Never rest on your laurels – your competitors will improve, so you need to improve to stay ahead. Too often companies slow down and stop innovating. Stay hungry, keep pushing, keep innovating. Otherwise another brand will steal your lunch.
Awards I've received
TV and radio appearances
CNN Business Live – live interview
Radio 4 You & Yours – live interview with Peter White
- Sky News Live – Ian King (sorry, no online version available)
- BBC Business News live (sorry, no online version available)
Press coverage about me
Evening Standard - the background on how I set up Huel
GQ - Secrets of the hyper productive
Wired – profile of Huel with some quotes from me
Elite Business – a very in-depth article about me
The Times – profile of Huel and I (requires sign-up)
The Metro – fun piece about me
The Telegraph – some quotes from me
Forbes – profile of Huel with some quotes from me
Telegraph – about the £20m raise and some quotes from me
Business insider – about the raise and some quotes
Mr Porter – a profile on me and my first stab at professional modelling ;)
Podcasts I listen to...
The Diary Of A CEO by Steven Bartlett - often the number 1 business podcast in the UK. There is an excellent back catalogue of guests, plus Steven is an amazing entrepreneur in his own right. He founded Social Chain, then floated it on the stock market for about £200m all before his 29 birthday. Simply amazing. PS. episode 35 is particularly good!
This Week in Startups - my fav, I wouldn’t be where I am today without it. Massive back catalogue of over 900 episodes, should keep you busy for a while.
How to Start a Startup - produced by Y Combinator, the most successful incubator of all time. Only 20 videos to watch but crammed full of excellent actionable advice. These are a must watch for any startup.
Entrepreneurial Thought Leaders - podcast by Stanford University. Really good back catalogue of people like Steve Blank, Sheryl Sandberg, Steve Ballmer, etc. Old but good, and certainly a lot cheaper than getting a Stanford degree.
How I built this - story of how big companies started and grew, e.g. Airbnb, Shopify, Dyson. Interesting to hear the whole journey but a little light of real actionable advice.
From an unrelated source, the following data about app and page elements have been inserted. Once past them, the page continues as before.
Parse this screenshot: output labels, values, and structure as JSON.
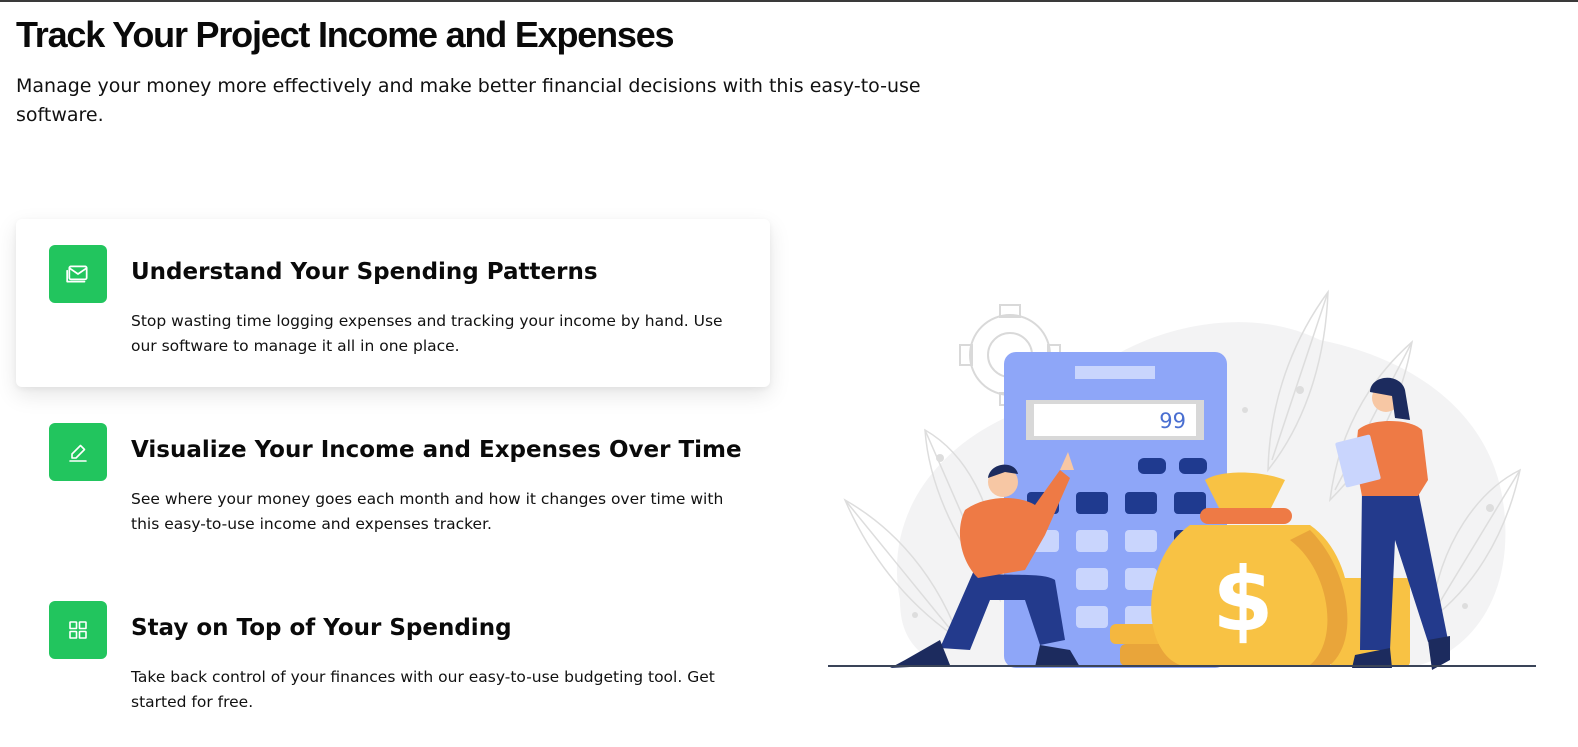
{
  "header": {
    "title": "Track Your Project Income and Expenses",
    "subtitle": "Manage your money more effectively and make better financial decisions with this easy-to-use software."
  },
  "features": [
    {
      "title": "Understand Your Spending Patterns",
      "text": "Stop wasting time logging expenses and tracking your income by hand. Use our software to manage it all in one place.",
      "icon": "mail-icon",
      "active": true
    },
    {
      "title": "Visualize Your Income and Expenses Over Time",
      "text": "See where your money goes each month and how it changes over time with this easy-to-use income and expenses tracker.",
      "icon": "edit-icon",
      "active": false
    },
    {
      "title": "Stay on Top of Your Spending",
      "text": "Take back control of your finances with our easy-to-use budgeting tool. Get started for free.",
      "icon": "grid-icon",
      "active": false
    }
  ],
  "illustration": {
    "calculator_display": "99",
    "money_symbol": "$"
  },
  "colors": {
    "accent": "#22c55e",
    "calculator": "#8ea6f8",
    "shirt": "#ee7a45",
    "pants": "#233a8c",
    "money_bag": "#f8c244"
  }
}
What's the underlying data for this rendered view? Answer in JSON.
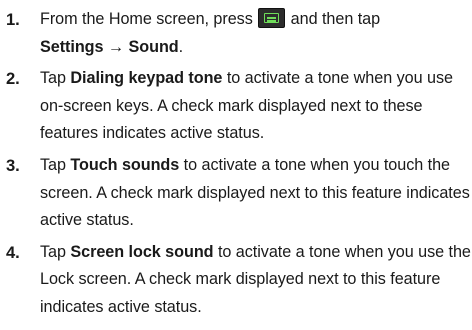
{
  "steps": [
    {
      "number": "1.",
      "t1": "From the Home screen, press",
      "t2": "and then tap",
      "b1": "Settings",
      "arrow": "→",
      "b2": "Sound",
      "t3": "."
    },
    {
      "number": "2.",
      "t1": "Tap",
      "b1": "Dialing keypad tone",
      "t2": "to activate a tone when you use on-screen keys. A check mark displayed next to these features indicates active status."
    },
    {
      "number": "3.",
      "t1": "Tap",
      "b1": "Touch sounds",
      "t2": "to activate a tone when you touch the screen. A check mark displayed next to this feature indicates active status."
    },
    {
      "number": "4.",
      "t1": "Tap",
      "b1": "Screen lock sound",
      "t2": "to activate a tone when you use the Lock screen. A check mark displayed next to this feature indicates active status."
    }
  ],
  "icons": {
    "menu_key": "menu-key-icon",
    "menu_key_color": "#2c2c2c",
    "menu_key_accent": "#6fdc5a"
  }
}
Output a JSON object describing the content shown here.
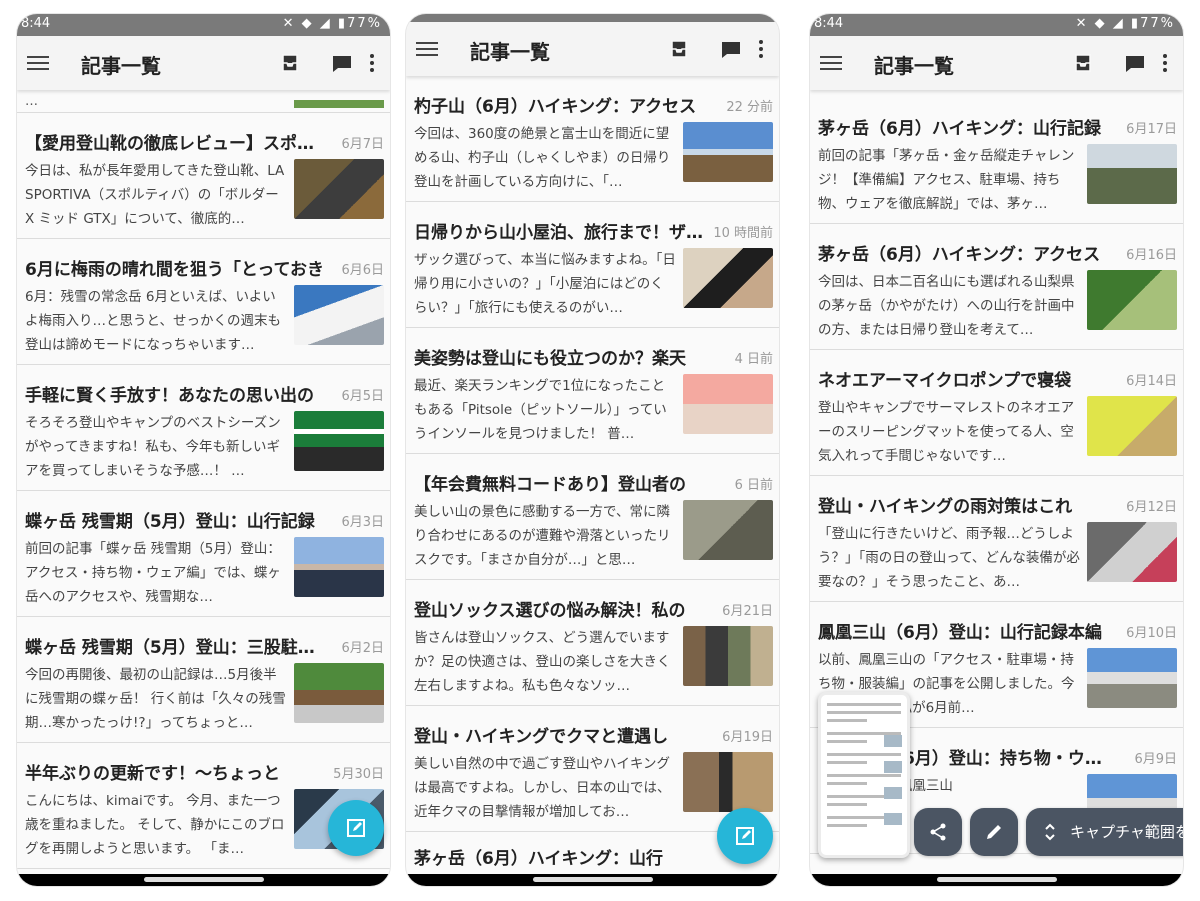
{
  "app_title": "記事一覧",
  "status": {
    "time": "8:44",
    "battery": "77%"
  },
  "phones": [
    {
      "partial_top": "…",
      "items": [
        {
          "title": "【愛用登山靴の徹底レビュー】スポルティバ",
          "date": "6月7日",
          "excerpt": "今日は、私が長年愛用してきた登山靴、LA SPORTIVA（スポルティバ）の「ボルダーX ミッド GTX」について、徹底的…",
          "thumb": "g-boots"
        },
        {
          "title": "6月に梅雨の晴れ間を狙う「とっておき",
          "date": "6月6日",
          "excerpt": "6月：残雪の常念岳 6月といえば、いよいよ梅雨入り…と思うと、せっかくの週末も登山は諦めモードになっちゃいます…",
          "thumb": "g-snow"
        },
        {
          "title": "手軽に賢く手放す！あなたの思い出の",
          "date": "6月5日",
          "excerpt": "そろそろ登山やキャンプのベストシーズンがやってきますね！私も、今年も新しいギアを買ってしまいそうな予感…！ …",
          "thumb": "g-sign"
        },
        {
          "title": "蝶ヶ岳 残雪期（5月）登山：山行記録",
          "date": "6月3日",
          "excerpt": "前回の記事「蝶ヶ岳 残雪期（5月）登山：アクセス・持ち物・ウェア編」では、蝶ヶ岳へのアクセスや、残雪期な…",
          "thumb": "g-dusk"
        },
        {
          "title": "蝶ヶ岳 残雪期（5月）登山：三股駐車場",
          "date": "6月2日",
          "excerpt": "今回の再開後、最初の山記録は…5月後半に残雪期の蝶ヶ岳！ 行く前は「久々の残雪期…寒かったっけ!?」ってちょっと…",
          "thumb": "g-hut"
        },
        {
          "title": "半年ぶりの更新です！〜ちょっと",
          "date": "5月30日",
          "excerpt": "こんにちは、kimaiです。 今月、また一つ歳を重ねました。 そして、静かにこのブログを再開しようと思います。 「ま…",
          "thumb": "g-ice"
        }
      ]
    },
    {
      "items": [
        {
          "title": "杓子山（6月）ハイキング：アクセス",
          "date": "22 分前",
          "excerpt": "今回は、360度の絶景と富士山を間近に望める山、杓子山（しゃくしやま）の日帰り登山を計画している方向けに、「…",
          "thumb": "g-fuji"
        },
        {
          "title": "日帰りから山小屋泊、旅行まで！ザック",
          "date": "10 時間前",
          "excerpt": "ザック選びって、本当に悩みますよね。「日帰り用に小さいの？」「小屋泊にはどのくらい？」「旅行にも使えるのがい…",
          "thumb": "g-bag"
        },
        {
          "title": "美姿勢は登山にも役立つのか？楽天",
          "date": "4 日前",
          "excerpt": "最近、楽天ランキングで1位になったこともある「Pitsole（ピットソール）」っていうインソールを見つけました！ 普…",
          "thumb": "g-pink"
        },
        {
          "title": "【年会費無料コードあり】登山者の",
          "date": "6 日前",
          "excerpt": "美しい山の景色に感動する一方で、常に隣り合わせにあるのが遭難や滑落といったリスクです。「まさか自分が…」と思…",
          "thumb": "g-pack"
        },
        {
          "title": "登山ソックス選びの悩み解決！私の",
          "date": "6月21日",
          "excerpt": "皆さんは登山ソックス、どう選んでいますか？足の快適さは、登山の楽しさを大きく左右しますよね。私も色々なソッ…",
          "thumb": "g-sock"
        },
        {
          "title": "登山・ハイキングでクマと遭遇し",
          "date": "6月19日",
          "excerpt": "美しい自然の中で過ごす登山やハイキングは最高ですよね。しかし、日本の山では、近年クマの目撃情報が増加してお…",
          "thumb": "g-spray"
        }
      ],
      "partial_bottom": "茅ヶ岳（6月）ハイキング：山行"
    },
    {
      "items": [
        {
          "title": "茅ヶ岳（6月）ハイキング：山行記録",
          "date": "6月17日",
          "excerpt": "前回の記事「茅ヶ岳・金ヶ岳縦走チャレンジ！【準備編】アクセス、駐車場、持ち物、ウェアを徹底解説」では、茅ヶ…",
          "thumb": "g-summit"
        },
        {
          "title": "茅ヶ岳（6月）ハイキング：アクセス",
          "date": "6月16日",
          "excerpt": "今回は、日本二百名山にも選ばれる山梨県の茅ヶ岳（かやがたけ）への山行を計画中の方、または日帰り登山を考えて…",
          "thumb": "g-forest"
        },
        {
          "title": "ネオエアーマイクロポンプで寝袋",
          "date": "6月14日",
          "excerpt": "登山やキャンプでサーマレストのネオエアーのスリーピングマットを使ってる人、空気入れって手間じゃないです…",
          "thumb": "g-yellow"
        },
        {
          "title": "登山・ハイキングの雨対策はこれ",
          "date": "6月12日",
          "excerpt": "「登山に行きたいけど、雨予報…どうしよう？」「雨の日の登山って、どんな装備が必要なの？」そう思ったこと、あ…",
          "thumb": "g-rain"
        },
        {
          "title": "鳳凰三山（6月）登山：山行記録本編",
          "date": "6月10日",
          "excerpt": "以前、鳳凰三山の「アクセス・駐車場・持ち物・服装編」の記事を公開しました。今回はついに、私が6月前…",
          "thumb": "g-rock"
        },
        {
          "title": "鳳凰三山（6月）登山：持ち物・ウェア",
          "date": "6月9日",
          "excerpt": "南アルプスの鳳凰三山",
          "thumb": "g-rock"
        }
      ],
      "capture_label": "キャプチャ範囲を"
    }
  ]
}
The Tim Ferriss Show - super interesting and thoughtful guy. Tim is the author of the 4 Hour Work Week which was instrumental in building my first business. In this podcast he deconstructs world-class performers from eclectic areas (investing, sports, business, art, etc.) to extract the tactics, tools, and routines you can use.
The James Altucher Show - interesting guy. A real wide range of guests. From business through to authors, psychologists, etc. I like it because it I hear different views and perspectives from the norm.
Venture Voice - oldie but goodie, excellent guests Reid Hoffman, Derek Sivers, etc.
The Kevin Rose Show - "podcast for the curious". Kevin interviews technologists, scientists, meditators, self-experimenters, and productivity hackers.
Places to find me
How to contact me
Julian at huel dot com